Your job is to copy every line in the material containing the word "title".

··· Material provided ···

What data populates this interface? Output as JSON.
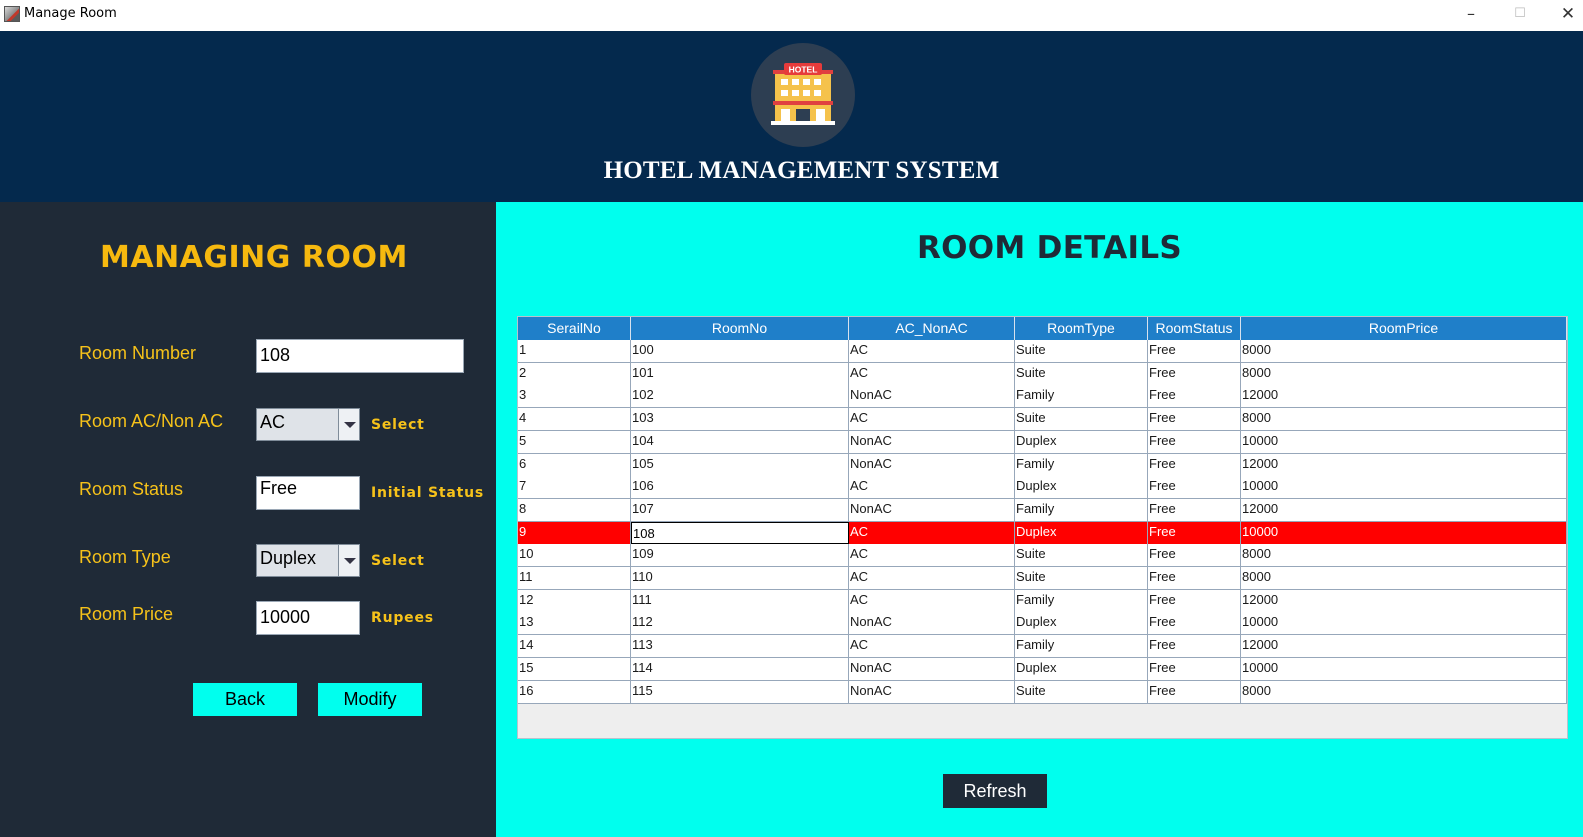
{
  "window": {
    "title": "Manage Room",
    "min_glyph": "–",
    "max_glyph": "☐",
    "close_glyph": "✕"
  },
  "header": {
    "logo_sign": "HOTEL",
    "title": "HOTEL MANAGEMENT SYSTEM"
  },
  "form": {
    "title": "MANAGING ROOM",
    "room_number_label": "Room Number",
    "room_number_value": "108",
    "ac_label": "Room AC/Non AC",
    "ac_value": "AC",
    "ac_hint": "Select",
    "status_label": "Room Status",
    "status_value": "Free",
    "status_hint": "Initial Status",
    "type_label": "Room Type",
    "type_value": "Duplex",
    "type_hint": "Select",
    "price_label": "Room Price",
    "price_value": "10000",
    "price_hint": "Rupees",
    "back_label": "Back",
    "modify_label": "Modify"
  },
  "details": {
    "title": "ROOM DETAILS",
    "refresh_label": "Refresh",
    "selected_row": 8,
    "columns": [
      "SerailNo",
      "RoomNo",
      "AC_NonAC",
      "RoomType",
      "RoomStatus",
      "RoomPrice"
    ],
    "rows": [
      [
        "1",
        "100",
        "AC",
        "Suite",
        "Free",
        "8000"
      ],
      [
        "2",
        "101",
        "AC",
        "Suite",
        "Free",
        "8000"
      ],
      [
        "3",
        "102",
        "NonAC",
        "Family",
        "Free",
        "12000"
      ],
      [
        "4",
        "103",
        "AC",
        "Suite",
        "Free",
        "8000"
      ],
      [
        "5",
        "104",
        "NonAC",
        "Duplex",
        "Free",
        "10000"
      ],
      [
        "6",
        "105",
        "NonAC",
        "Family",
        "Free",
        "12000"
      ],
      [
        "7",
        "106",
        "AC",
        "Duplex",
        "Free",
        "10000"
      ],
      [
        "8",
        "107",
        "NonAC",
        "Family",
        "Free",
        "12000"
      ],
      [
        "9",
        "108",
        "AC",
        "Duplex",
        "Free",
        "10000"
      ],
      [
        "10",
        "109",
        "AC",
        "Suite",
        "Free",
        "8000"
      ],
      [
        "11",
        "110",
        "AC",
        "Suite",
        "Free",
        "8000"
      ],
      [
        "12",
        "111",
        "AC",
        "Family",
        "Free",
        "12000"
      ],
      [
        "13",
        "112",
        "NonAC",
        "Duplex",
        "Free",
        "10000"
      ],
      [
        "14",
        "113",
        "AC",
        "Family",
        "Free",
        "12000"
      ],
      [
        "15",
        "114",
        "NonAC",
        "Duplex",
        "Free",
        "10000"
      ],
      [
        "16",
        "115",
        "NonAC",
        "Suite",
        "Free",
        "8000"
      ]
    ]
  },
  "colors": {
    "header_bg": "#04294d",
    "panel_bg": "#1f2a37",
    "accent_cyan": "#00ffee",
    "label_yellow": "#f6c21a",
    "table_header": "#1f7fc9",
    "selected_row": "#ff0000"
  }
}
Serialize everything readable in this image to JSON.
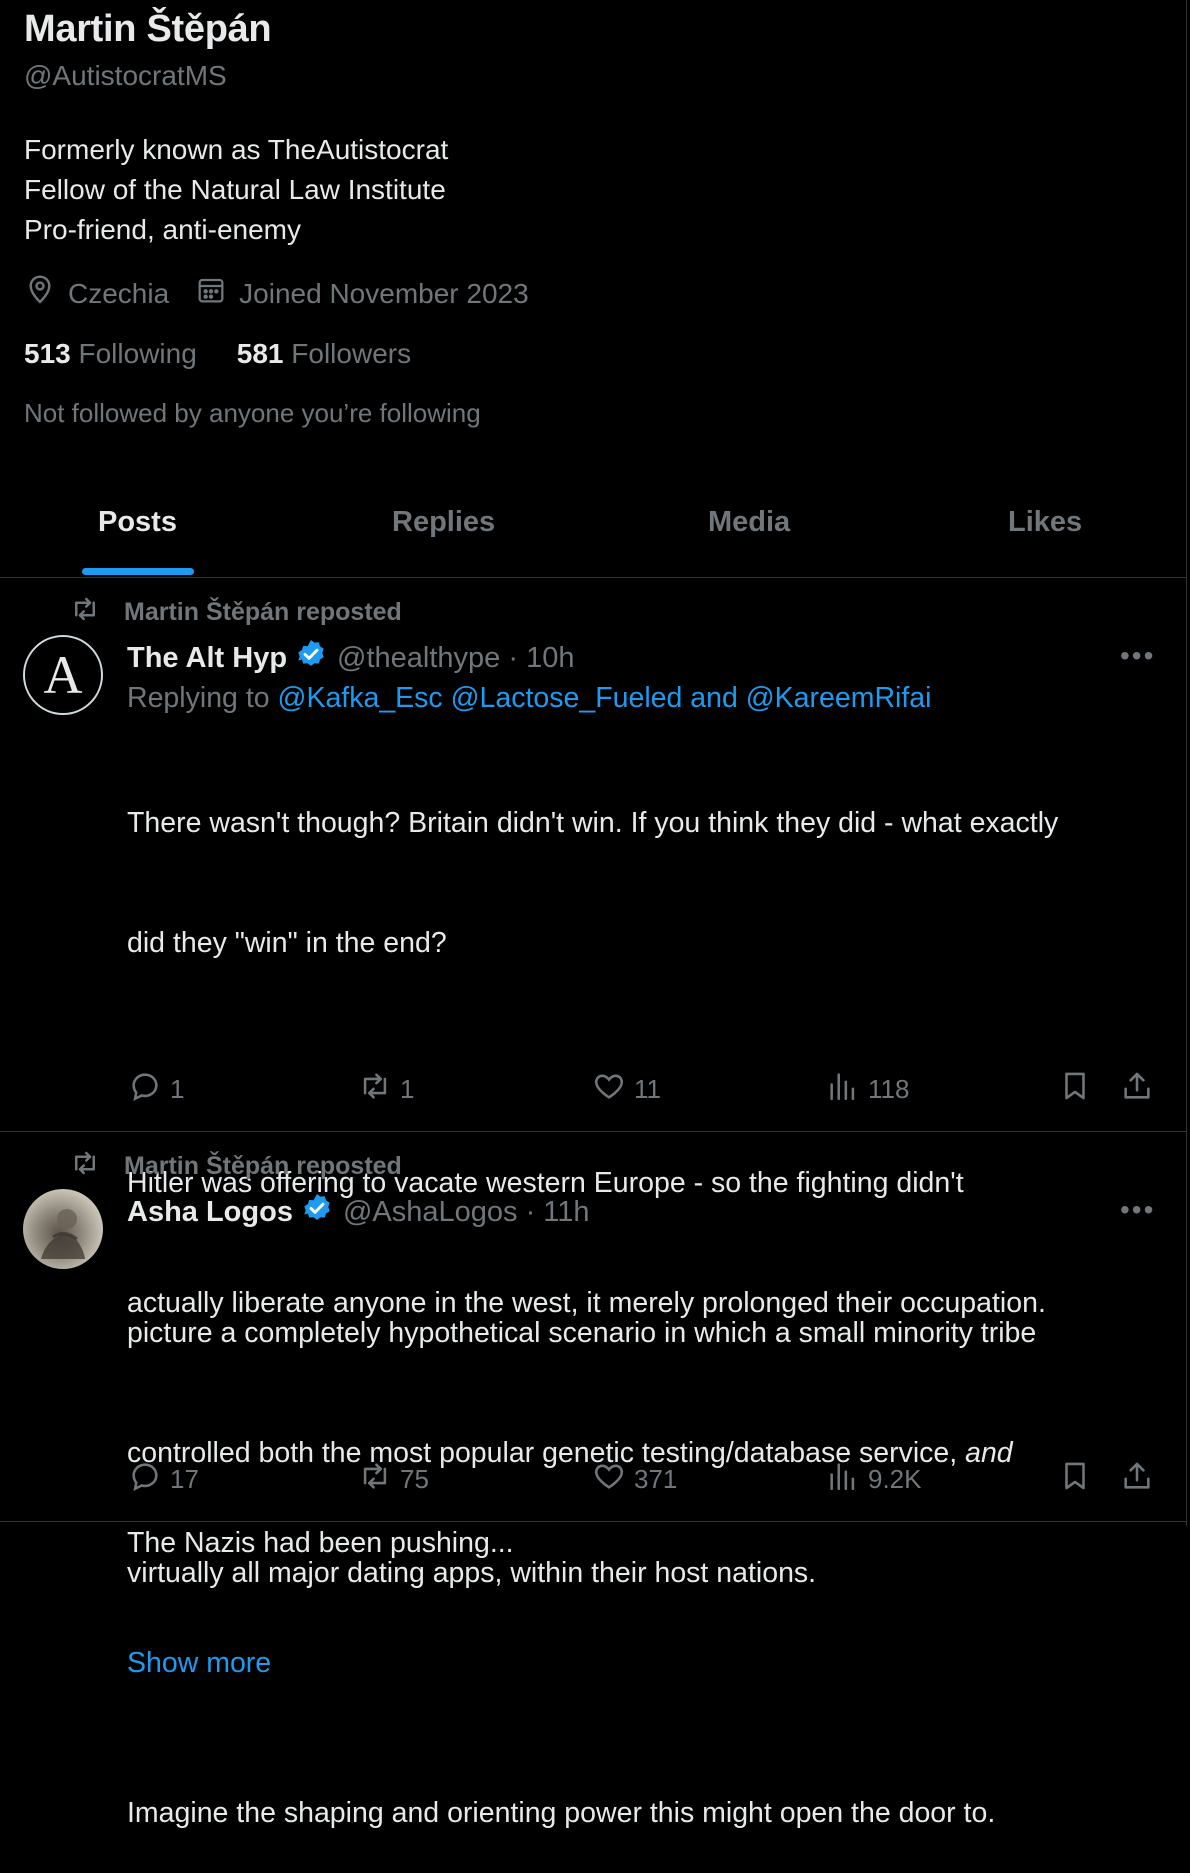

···

◆ Task result:
    "title": "Manage Room",
    "title": "HOTEL MANAGEMENT SYSTEM"
    "title": "MANAGING ROOM",
    "title": "ROOM DETAILS",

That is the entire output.